For her capstone project, Shumard used the research tools she learned at USciences to analyze this topic, realizing that in general people aren’t exercising and meeting national guidelines. Shumard and her faculty mentors decided to look at first-year students because this is a time when they’re learning life-long behaviors.
“First year students are at a transitional point in their lives where they have new feelings of independence and fewer restrictions,” said Shumard. “It is important to make them feel like they have the power and tools needed to adapt exercise into their lives, because they are at a vulnerable point in their lives.”
In addition to shedding light on the very diverse population among USciences students, it was found that students who exercised in high school are much more likely to do so in college. Put into practice, incoming freshmen could be asked whether they exercise, then non-exercisers could be targeted for more intense education about health behaviors.
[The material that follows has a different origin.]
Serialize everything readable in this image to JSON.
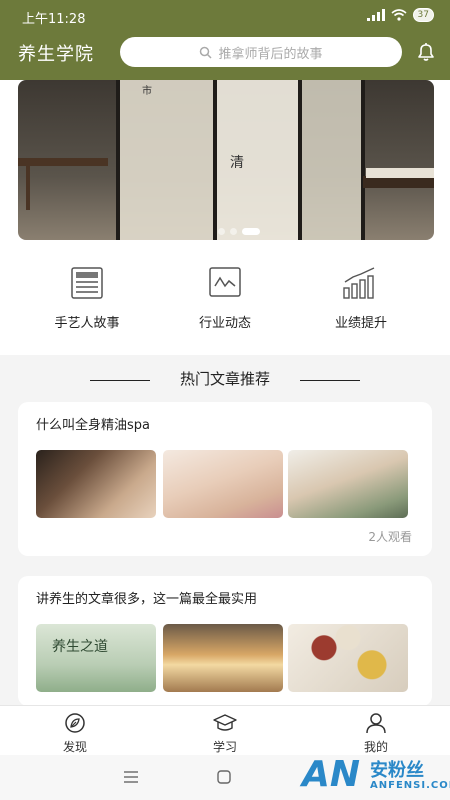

One surprising finding is that students didn’t recognize exercise’s benefit in managing stress. Students were also unaware of the relationship between exercise and academic success.
“I think [the survey] highlighted some areas that we can really look into to further target students and be more individualized with our education,” explained Packel.
Most freshmen-age students exercise to look better, manage their weight, and feel good. Packel said that such students don’t feel vulnerable to the chronic illnesses that might be the exercise focus for older adults, so engaging them in exercise right now should focus on feeling good, weight management, and stress reduction. Packel hopes that—especially through initiatives by the Samson College of Health Sciences—USciences can become an innovative leader in educating its students about health.